[Task statement]
In the records below, tally the lines that contain the word "wish" and give only that number.

___

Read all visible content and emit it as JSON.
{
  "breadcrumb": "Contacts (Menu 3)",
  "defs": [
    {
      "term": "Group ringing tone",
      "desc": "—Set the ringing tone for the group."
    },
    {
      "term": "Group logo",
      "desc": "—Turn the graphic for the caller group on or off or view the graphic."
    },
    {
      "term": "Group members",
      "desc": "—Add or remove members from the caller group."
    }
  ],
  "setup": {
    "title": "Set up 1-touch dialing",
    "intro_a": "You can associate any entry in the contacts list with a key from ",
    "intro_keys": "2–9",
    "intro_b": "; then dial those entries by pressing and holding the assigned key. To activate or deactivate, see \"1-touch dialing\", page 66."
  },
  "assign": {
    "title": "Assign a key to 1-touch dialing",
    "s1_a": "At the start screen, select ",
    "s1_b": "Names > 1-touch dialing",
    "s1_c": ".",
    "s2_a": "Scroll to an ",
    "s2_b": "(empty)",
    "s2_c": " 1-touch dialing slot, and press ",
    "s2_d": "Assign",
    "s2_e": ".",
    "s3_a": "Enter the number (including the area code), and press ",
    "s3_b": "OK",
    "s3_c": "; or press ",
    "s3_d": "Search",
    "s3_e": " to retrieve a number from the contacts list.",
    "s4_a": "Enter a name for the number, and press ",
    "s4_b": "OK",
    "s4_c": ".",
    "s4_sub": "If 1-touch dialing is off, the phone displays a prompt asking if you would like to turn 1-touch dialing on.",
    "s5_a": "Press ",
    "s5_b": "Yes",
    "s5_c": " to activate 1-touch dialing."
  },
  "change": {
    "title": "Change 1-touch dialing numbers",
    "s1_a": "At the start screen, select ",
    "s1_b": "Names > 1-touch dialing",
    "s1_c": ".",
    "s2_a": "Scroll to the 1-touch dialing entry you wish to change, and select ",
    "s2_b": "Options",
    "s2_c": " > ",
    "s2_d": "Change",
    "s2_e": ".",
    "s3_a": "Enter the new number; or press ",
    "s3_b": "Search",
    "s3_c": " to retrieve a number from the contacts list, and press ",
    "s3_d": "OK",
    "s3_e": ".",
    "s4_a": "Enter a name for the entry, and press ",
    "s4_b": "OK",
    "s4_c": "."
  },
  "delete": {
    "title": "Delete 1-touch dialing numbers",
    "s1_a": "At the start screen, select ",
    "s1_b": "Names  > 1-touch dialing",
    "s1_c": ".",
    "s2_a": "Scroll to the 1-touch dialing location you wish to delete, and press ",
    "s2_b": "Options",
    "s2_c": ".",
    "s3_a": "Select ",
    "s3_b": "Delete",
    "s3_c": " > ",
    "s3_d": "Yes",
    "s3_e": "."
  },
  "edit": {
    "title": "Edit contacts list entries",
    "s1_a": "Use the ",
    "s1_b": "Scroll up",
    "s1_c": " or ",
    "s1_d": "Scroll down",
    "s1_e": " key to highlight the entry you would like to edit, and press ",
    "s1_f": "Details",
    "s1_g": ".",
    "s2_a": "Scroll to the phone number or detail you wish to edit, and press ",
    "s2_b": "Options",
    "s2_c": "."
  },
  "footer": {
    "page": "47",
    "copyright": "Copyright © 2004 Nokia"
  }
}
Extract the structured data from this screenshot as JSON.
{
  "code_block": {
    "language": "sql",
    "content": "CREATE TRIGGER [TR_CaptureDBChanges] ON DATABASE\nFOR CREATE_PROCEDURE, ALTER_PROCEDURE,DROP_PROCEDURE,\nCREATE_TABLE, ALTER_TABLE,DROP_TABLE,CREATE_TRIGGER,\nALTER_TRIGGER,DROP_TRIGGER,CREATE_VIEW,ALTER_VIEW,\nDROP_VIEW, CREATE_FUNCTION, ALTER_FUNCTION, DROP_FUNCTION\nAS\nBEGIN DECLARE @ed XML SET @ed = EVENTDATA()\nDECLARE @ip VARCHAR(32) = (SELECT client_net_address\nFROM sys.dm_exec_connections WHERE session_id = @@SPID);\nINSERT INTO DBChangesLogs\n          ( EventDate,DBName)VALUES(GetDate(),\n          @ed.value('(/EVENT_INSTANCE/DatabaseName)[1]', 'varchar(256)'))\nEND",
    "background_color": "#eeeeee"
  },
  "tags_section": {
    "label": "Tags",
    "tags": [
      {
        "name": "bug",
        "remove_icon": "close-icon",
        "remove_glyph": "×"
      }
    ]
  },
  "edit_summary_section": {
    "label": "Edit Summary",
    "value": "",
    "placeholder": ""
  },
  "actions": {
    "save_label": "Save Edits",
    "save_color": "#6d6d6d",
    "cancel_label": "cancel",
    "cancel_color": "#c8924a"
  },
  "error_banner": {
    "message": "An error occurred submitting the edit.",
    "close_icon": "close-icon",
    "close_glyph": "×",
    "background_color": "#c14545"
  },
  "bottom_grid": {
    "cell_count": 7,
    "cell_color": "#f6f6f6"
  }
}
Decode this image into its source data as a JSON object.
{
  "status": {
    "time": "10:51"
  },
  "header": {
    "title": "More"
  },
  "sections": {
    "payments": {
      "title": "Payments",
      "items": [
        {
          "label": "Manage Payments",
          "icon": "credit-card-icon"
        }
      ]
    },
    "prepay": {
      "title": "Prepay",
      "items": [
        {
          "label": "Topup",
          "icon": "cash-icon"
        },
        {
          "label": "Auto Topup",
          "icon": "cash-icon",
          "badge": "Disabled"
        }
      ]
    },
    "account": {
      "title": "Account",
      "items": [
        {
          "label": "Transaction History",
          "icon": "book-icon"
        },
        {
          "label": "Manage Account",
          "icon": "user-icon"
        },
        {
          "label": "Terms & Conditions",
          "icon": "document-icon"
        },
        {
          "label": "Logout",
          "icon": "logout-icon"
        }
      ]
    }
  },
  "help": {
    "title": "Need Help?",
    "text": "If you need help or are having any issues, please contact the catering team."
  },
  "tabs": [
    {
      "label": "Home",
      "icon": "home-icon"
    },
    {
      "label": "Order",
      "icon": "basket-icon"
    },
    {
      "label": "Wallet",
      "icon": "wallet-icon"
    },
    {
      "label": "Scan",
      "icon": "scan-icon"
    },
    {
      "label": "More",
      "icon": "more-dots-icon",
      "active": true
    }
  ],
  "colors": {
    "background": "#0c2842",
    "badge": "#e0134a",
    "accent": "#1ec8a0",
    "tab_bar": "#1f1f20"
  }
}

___

[Exercise solution]
3